The last several seasons have seen several dramas
dealing directly or tangentially with pedophilia (Noah Haidle's Mr.
Marmalade, Bryony Lavery's Frozen, John Patrick Shanley's
Doubt, to name a few). Yet Bennett's delicate, complex, and
unbearably light approach to the subject is particularly refreshing
and disturbing. He manages to weave the subject as part of the greater
fabric of education, asking more general questions about what young
people ought to be taught and how they should be socialized--which gives
the play considerable breadth. Griffiths portrays Hector as a man completely
outmoded in dress and manner but nevertheless crucially aware of his
outmodedness.
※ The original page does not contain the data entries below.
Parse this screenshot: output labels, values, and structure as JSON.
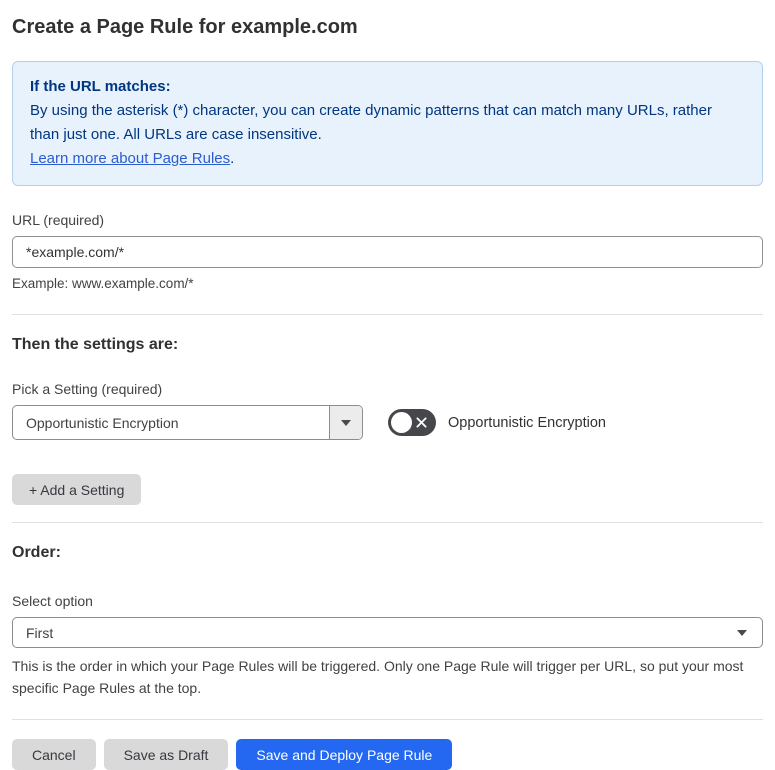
{
  "page": {
    "title": "Create a Page Rule for example.com"
  },
  "info_box": {
    "heading": "If the URL matches:",
    "body": "By using the asterisk (*) character, you can create dynamic patterns that can match many URLs, rather than just one. All URLs are case insensitive.",
    "link_label": "Learn more about Page Rules",
    "link_suffix": "."
  },
  "url_field": {
    "label": "URL (required)",
    "value": "*example.com/*",
    "example": "Example: www.example.com/*"
  },
  "settings_section": {
    "heading": "Then the settings are:",
    "picker_label": "Pick a Setting (required)",
    "selected_setting": "Opportunistic Encryption",
    "toggle_label": "Opportunistic Encryption",
    "toggle_state": "off",
    "add_setting_button": "+ Add a Setting"
  },
  "order_section": {
    "heading": "Order:",
    "select_label": "Select option",
    "selected_option": "First",
    "help_text": "This is the order in which your Page Rules will be triggered. Only one Page Rule will trigger per URL, so put your most specific Page Rules at the top."
  },
  "footer": {
    "cancel_label": "Cancel",
    "save_draft_label": "Save as Draft",
    "save_deploy_label": "Save and Deploy Page Rule"
  },
  "colors": {
    "accent_blue": "#2468f2",
    "info_bg": "#e8f2fc",
    "info_border": "#b5d0ee",
    "info_text": "#003681",
    "link_blue": "#2c5dcf"
  }
}
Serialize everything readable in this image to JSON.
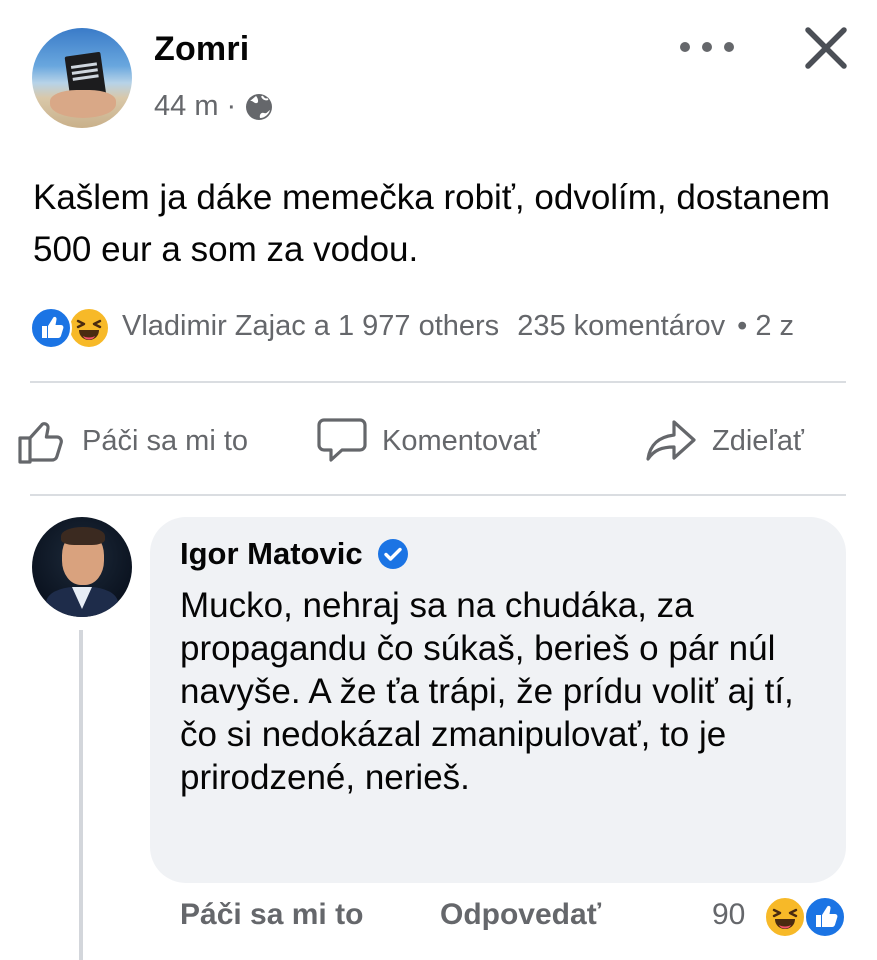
{
  "post": {
    "page_name": "Zomri",
    "time_ago": "44 m",
    "separator": "·",
    "privacy_icon": "globe-icon",
    "body_text": "Kašlem ja dáke memečka robiť, odvolím, dostanem 500 eur a som za vodou.",
    "reactions": {
      "icons": [
        "like-reaction-icon",
        "haha-reaction-icon"
      ],
      "reactors_text": "Vladimir Zajac a 1 977 others",
      "comments_text": "235 komentárov",
      "shares_text": "• 2 z"
    }
  },
  "actions": {
    "like_label": "Páči sa mi to",
    "comment_label": "Komentovať",
    "share_label": "Zdieľať"
  },
  "comment": {
    "author": "Igor Matovic",
    "verified": true,
    "text": "Mucko, nehraj sa na chudáka, za propagandu čo súkaš, berieš o pár núl navyše. A že ťa trápi, že prídu voliť aj tí, čo si nedokázal zmanipulovať, to je prirodzené, nerieš.",
    "like_label": "Páči sa mi to",
    "reply_label": "Odpovedať",
    "reaction_count": "90",
    "reaction_icons": [
      "haha-reaction-icon",
      "like-reaction-icon"
    ]
  },
  "colors": {
    "accent_blue": "#1b74e4",
    "haha_yellow": "#f7b928",
    "secondary_text": "#65676b",
    "bubble_bg": "#f0f2f5"
  }
}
As he loses himself and yet tries to continue to impart
his love of Auden, Hardy and Orwell to his spirited charges, he captures
the devastating realization that, in this new world (Thatcherite England,
with its newly installed National Curriculum), the love of learning
will be replaced by the love of efficient progress. As Irwin tells his
students, "History nowadays is not a matter of conviction. It's a performance.
It's entertainment. And if it isn't, make it so."
In a disarming way, Bennett, by concentrating
his empathy on Hector while both mocking and admiring the resolve of
the likes of Irwin, makes a case both for and against. Irwin stands
for that new brand of faux historians who turn TV celebrities on the
strength of their ability to bend and even distort aspects of history.
Throughout the drama, Bennett bemoans such substitutions of glib, half-learned
information for substantial, earned knowledge. However, he also casts
a decidedly affectionate eye on the students who manage to appreciate
and incorporate both schools of thought. His most chastising and unexpected
indictment is of the appealingly sensitive yet ultimately wayward Posner,
whose dilemma of unrequited love is poignantly captured when he sings
"Bewitched (bothered and bewildered)" from Kismet early on.
Posner's fate, which I will not reveal here, is cruel. Bennett remarks
through the voice of the school's lone female teacher, Mrs. Lintott
(played with remarkably dry wit by Frances de la Tour), that Posner,
the student who most took all his lessons to heart (both Hector's and
Irwin's), was the one least capable of living in society.
Despite his obvious allegiance to Hector, Bennett
seems to recognize that loving words and knowledge too much can be a
person's ruin. Thus, ultimately, The History Boys is about
the decidedly unsentimental education offered by life.